-- INPUT DATA follows --

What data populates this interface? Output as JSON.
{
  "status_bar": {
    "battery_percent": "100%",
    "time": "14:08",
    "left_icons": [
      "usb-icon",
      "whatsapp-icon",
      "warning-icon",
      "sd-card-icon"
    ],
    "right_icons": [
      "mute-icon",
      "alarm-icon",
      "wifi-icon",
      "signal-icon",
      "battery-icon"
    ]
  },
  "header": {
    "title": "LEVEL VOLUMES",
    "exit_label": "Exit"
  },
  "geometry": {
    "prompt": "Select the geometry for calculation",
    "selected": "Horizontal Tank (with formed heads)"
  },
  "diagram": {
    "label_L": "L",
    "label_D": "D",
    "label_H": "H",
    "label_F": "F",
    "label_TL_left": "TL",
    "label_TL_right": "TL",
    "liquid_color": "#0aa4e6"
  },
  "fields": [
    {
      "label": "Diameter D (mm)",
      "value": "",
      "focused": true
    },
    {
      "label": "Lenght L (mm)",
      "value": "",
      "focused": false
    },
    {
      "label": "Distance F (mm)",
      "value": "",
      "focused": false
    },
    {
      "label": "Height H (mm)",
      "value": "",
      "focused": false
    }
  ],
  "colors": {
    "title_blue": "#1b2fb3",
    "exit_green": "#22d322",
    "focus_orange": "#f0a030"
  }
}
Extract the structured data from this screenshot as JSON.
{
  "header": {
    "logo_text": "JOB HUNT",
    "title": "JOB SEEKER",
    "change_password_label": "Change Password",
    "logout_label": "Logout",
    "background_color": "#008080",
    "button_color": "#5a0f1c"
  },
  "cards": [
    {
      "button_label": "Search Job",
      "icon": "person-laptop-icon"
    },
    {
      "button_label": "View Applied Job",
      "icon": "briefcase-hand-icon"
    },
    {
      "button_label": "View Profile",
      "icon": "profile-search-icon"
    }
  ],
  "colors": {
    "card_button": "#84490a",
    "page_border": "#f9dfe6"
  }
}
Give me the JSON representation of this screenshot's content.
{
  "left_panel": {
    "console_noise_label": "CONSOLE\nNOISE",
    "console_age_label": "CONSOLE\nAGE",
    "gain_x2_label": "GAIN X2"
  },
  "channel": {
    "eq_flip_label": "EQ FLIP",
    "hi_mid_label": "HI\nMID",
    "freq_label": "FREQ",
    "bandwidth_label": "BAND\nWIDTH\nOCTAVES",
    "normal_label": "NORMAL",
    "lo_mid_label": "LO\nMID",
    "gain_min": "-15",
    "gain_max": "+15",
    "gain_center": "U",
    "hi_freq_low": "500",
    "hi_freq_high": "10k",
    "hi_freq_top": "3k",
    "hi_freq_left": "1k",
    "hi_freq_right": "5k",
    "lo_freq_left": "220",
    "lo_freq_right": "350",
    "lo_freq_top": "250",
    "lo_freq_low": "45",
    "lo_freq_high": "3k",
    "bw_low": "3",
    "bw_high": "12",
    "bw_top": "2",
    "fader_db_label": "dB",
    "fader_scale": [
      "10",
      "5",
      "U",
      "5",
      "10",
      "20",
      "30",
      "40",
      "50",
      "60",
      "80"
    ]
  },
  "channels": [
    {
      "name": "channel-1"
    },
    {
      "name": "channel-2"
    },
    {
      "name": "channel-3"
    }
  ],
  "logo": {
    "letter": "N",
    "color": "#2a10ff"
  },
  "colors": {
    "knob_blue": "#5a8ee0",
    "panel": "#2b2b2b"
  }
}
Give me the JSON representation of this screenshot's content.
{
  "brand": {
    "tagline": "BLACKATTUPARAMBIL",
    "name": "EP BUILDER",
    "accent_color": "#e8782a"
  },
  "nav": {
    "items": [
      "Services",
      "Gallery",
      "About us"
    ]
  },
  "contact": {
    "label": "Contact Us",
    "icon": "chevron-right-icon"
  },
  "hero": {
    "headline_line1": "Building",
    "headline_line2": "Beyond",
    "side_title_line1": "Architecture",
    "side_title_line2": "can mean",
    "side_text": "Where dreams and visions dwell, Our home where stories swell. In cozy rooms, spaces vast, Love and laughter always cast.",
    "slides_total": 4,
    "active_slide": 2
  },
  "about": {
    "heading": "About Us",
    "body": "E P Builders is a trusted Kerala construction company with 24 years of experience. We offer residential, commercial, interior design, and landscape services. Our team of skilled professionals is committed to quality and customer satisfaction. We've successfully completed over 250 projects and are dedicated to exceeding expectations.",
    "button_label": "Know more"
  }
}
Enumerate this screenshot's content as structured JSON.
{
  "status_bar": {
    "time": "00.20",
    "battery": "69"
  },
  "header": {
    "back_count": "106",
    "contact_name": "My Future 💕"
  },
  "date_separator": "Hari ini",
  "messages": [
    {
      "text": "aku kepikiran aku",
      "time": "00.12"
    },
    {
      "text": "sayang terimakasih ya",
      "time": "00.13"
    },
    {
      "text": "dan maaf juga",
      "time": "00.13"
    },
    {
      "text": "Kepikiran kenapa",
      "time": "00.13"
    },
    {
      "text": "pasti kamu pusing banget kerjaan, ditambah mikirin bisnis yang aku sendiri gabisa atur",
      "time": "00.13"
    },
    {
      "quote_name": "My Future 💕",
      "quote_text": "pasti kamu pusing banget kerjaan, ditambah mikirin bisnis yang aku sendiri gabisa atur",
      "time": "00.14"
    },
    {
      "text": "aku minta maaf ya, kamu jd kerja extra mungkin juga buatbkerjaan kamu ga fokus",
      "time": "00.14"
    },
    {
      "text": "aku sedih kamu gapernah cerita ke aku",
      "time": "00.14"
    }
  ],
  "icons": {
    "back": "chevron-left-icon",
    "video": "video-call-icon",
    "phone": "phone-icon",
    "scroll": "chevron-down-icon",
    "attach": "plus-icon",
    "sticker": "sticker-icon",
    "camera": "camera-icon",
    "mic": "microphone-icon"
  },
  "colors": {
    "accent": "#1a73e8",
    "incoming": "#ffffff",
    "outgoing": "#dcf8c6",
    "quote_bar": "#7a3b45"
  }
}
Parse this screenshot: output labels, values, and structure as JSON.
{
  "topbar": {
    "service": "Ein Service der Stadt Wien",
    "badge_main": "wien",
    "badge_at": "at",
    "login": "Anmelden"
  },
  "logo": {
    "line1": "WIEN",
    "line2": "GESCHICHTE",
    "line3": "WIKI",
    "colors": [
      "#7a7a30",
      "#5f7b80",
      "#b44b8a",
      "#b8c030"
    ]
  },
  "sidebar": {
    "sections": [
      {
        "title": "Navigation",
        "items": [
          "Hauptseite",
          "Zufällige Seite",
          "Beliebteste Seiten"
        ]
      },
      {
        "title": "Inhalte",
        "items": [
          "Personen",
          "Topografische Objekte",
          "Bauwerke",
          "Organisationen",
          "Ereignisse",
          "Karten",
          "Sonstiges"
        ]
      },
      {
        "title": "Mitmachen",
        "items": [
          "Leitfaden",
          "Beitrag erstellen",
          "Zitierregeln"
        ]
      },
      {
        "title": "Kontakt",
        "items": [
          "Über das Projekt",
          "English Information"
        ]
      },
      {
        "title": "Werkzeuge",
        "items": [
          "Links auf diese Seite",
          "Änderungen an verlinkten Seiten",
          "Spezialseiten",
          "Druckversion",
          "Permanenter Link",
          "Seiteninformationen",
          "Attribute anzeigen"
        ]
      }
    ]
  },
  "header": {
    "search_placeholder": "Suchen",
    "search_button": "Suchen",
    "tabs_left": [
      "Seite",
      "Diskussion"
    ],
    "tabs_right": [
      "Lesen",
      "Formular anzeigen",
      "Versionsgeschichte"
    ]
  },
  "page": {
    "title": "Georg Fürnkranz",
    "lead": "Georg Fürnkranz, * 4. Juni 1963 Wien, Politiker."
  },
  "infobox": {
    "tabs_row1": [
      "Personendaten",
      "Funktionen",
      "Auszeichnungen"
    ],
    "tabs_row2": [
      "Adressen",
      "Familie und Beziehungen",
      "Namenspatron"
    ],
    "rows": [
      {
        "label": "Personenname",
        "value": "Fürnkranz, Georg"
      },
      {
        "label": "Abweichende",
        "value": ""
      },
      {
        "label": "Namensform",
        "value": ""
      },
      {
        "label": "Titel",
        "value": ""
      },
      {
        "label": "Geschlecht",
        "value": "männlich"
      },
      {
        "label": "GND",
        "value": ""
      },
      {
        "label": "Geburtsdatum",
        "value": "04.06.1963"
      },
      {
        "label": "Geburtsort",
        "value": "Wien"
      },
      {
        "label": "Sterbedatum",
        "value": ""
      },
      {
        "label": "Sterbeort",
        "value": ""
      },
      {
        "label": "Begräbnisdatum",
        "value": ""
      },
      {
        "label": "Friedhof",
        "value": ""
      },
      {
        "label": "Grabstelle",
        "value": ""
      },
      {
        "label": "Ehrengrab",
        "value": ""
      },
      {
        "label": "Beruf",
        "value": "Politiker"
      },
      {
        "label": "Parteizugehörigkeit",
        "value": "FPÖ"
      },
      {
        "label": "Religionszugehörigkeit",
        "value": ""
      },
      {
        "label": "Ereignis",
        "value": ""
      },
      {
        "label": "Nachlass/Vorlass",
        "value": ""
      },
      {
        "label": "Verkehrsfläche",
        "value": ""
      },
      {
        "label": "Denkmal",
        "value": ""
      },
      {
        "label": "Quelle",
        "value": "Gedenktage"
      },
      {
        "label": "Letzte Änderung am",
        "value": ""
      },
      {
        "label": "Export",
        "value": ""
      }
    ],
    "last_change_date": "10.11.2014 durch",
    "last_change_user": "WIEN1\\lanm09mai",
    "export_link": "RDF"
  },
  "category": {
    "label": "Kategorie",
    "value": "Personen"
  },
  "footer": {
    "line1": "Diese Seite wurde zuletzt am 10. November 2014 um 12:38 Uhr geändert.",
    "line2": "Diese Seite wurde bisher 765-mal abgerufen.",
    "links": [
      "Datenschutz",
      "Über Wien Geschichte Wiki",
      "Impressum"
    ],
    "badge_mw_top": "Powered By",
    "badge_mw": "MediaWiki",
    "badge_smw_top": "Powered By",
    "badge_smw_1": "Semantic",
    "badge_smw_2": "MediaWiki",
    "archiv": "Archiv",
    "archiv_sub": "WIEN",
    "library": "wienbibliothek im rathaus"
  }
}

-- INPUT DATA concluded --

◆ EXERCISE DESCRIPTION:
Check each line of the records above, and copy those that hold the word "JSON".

◆ SOLUTION TO THIS EXERCISE:
What data populates this interface? Output as JSON.
Extract the structured data from this screenshot as JSON.
Give me the JSON representation of this screenshot's content.
Give me the JSON representation of this screenshot's content.
Enumerate this screenshot's content as structured JSON.
Parse this screenshot: output labels, values, and structure as JSON.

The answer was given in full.